A camera doesn’t take a picture, arguably it records light through the lens. In 1666 Issac Newton was carrying out an experiment using a prism in a darkened room, allowing the only light, sunlight, to enter the room through a small hole made in the window shutter. This was directed onto a prism which resulted in a multicoloured band of light to be produced. This experiment showed that there are varying levels of light. The first person to use the word photograph was Sir John F.W. Herschel in 1839. The word comes from the Greek words, photos (“light”) and graphein (“to draw”). So drawing by light is what the camera does, or as we know it today, thanks to Sir John F.W. Herschel, we take a photograph, and as Issac Newton discovered, there are varying levels of light.
In photography the amount of light that enters the lens is the exposure. Basically, how much light is exposed and recorded. Getting the right amount of light or exposure is important as this will determine how much information is recorded. It can be the difference between a really good image or a bad one. Too much light and the image will seem burnt out with the detail lost, too little and the image will be dark. Although it must be noted, when shooting in RAW, more information is recorded. This means that although an area looks burnt out, you will be able to recover more of the image as the recorded levels of brightness are increased.
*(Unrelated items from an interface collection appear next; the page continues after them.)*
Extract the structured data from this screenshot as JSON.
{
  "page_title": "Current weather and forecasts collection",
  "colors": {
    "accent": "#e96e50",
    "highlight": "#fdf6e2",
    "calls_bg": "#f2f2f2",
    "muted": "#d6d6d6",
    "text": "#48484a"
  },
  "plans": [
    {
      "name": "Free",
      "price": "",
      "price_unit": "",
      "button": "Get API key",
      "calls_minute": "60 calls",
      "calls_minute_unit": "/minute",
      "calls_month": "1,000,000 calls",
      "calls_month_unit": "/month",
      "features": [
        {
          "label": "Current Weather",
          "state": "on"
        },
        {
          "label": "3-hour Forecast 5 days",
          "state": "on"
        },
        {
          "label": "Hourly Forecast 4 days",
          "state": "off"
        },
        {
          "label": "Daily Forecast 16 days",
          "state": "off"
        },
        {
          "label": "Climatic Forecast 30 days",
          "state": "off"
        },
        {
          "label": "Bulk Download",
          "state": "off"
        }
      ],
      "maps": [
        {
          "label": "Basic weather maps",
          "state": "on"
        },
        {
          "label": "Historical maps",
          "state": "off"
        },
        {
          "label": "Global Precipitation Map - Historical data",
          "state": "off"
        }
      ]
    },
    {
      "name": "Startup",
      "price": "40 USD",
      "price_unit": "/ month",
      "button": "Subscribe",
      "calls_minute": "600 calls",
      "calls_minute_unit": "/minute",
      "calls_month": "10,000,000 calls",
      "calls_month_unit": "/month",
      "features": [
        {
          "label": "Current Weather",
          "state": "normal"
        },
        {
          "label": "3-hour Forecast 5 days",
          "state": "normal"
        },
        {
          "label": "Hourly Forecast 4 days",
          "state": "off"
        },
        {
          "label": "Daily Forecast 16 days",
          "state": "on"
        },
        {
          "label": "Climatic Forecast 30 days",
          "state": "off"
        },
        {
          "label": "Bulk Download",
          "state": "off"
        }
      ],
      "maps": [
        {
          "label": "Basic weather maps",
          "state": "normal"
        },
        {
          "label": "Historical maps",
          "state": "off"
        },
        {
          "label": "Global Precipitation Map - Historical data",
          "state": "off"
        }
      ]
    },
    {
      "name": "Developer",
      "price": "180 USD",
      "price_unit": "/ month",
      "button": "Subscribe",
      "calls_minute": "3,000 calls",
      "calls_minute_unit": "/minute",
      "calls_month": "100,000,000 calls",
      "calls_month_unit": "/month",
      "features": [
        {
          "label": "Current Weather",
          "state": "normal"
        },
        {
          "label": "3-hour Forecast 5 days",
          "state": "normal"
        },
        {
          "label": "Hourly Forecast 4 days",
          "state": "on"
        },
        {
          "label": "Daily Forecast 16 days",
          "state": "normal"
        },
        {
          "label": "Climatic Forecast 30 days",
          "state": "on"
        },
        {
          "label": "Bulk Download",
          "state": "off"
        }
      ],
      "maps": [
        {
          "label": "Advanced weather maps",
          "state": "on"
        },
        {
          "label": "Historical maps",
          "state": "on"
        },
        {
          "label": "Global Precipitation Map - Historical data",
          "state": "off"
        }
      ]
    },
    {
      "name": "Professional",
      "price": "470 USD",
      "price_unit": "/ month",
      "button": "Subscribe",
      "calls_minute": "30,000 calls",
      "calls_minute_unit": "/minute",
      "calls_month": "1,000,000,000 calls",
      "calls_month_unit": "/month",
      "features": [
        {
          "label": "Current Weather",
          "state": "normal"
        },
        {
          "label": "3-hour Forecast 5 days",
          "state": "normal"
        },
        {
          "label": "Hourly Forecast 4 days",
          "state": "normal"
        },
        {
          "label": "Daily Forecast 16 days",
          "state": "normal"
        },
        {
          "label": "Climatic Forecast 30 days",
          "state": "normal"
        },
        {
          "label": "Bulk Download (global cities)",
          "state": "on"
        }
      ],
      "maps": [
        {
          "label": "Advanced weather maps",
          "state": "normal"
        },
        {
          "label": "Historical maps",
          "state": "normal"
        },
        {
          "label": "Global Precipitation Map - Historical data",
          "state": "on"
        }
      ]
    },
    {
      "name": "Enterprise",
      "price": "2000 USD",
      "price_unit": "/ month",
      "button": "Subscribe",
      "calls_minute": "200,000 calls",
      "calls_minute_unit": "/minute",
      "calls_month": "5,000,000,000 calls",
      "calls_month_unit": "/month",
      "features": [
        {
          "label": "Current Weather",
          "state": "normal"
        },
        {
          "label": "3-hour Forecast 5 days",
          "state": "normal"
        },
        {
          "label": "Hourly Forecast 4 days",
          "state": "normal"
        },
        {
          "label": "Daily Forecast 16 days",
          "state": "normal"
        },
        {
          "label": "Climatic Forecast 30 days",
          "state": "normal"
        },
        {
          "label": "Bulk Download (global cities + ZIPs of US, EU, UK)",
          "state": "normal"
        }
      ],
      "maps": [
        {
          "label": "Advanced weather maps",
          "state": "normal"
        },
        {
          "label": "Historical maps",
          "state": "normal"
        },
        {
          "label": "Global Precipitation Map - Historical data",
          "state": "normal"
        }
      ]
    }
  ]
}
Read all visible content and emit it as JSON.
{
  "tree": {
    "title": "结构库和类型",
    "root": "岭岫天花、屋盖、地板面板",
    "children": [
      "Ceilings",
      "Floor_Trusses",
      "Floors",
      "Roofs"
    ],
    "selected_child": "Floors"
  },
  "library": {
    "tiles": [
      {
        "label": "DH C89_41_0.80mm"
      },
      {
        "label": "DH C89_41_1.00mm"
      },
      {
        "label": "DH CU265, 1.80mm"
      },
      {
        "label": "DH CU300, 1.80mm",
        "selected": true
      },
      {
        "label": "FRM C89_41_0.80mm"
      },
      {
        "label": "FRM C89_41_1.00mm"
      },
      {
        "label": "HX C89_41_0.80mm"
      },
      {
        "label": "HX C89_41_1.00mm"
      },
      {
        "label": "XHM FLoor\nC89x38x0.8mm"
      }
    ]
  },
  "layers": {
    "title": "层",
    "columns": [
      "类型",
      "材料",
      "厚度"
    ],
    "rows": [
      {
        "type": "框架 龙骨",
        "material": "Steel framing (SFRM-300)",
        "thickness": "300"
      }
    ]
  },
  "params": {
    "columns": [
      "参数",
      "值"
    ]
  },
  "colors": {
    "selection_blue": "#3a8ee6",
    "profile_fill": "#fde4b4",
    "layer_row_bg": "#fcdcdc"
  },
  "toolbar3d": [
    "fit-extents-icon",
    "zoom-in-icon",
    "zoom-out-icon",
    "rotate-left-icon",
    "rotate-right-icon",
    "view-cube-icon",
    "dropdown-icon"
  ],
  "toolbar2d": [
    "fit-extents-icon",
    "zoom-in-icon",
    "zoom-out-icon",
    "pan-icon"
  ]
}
More levels of light equals more information.
Getting the exposure right can be difficult. In most of today’s digital cameras, there is a histogram that can be a valuable tool.
The histogram can be used to reduce some of the problems associated with exposure. In my cameras, I can use the histogram when taking or setting up a shot. It highlights the light and dark areas of the shot. I can then use the exposure compensation button (+/-) to add or reduce light recorded. The histogram is represented by a graph that will change shape as you move the camera around, Ideally a bell shape is what you are aiming for. In the first image above there are two peaks, these identify both sides of the fruit bowl, and the kitchen roll in the middle. There is also a semi light area to the right, depicted in BLUE in the histogram, this is actually a grey coloured battery charger behind the fruit bowl, but most histograms are only black and white.
The images above where taken one after another, seconds apart on automatic setting, yet the histogram shows that the level of exposure changes with every shot. The automatic setting compensates for slight movement, although the 3 images look the same, they are not, the histogram does not lie!
Below are these 3 shots showing their individual histograms. When compareing the histograms from each image you can see the slight changes. This give food for thought. When taking photographs out doors, and a cloud comes over, what happens to the exposure level???? hmmm
Below are the screen shots showing the properties of each of the shots taken, although no changes were made to the camera settings, and the exposure is the same, the size of P1220845 is .5mb larger than the other two, which means that there is more information in this image, the histogram will reflect this
Below are further shots taken
http://digital-photography-school.com/how-to-read-and-use-histograms/ – An interesting site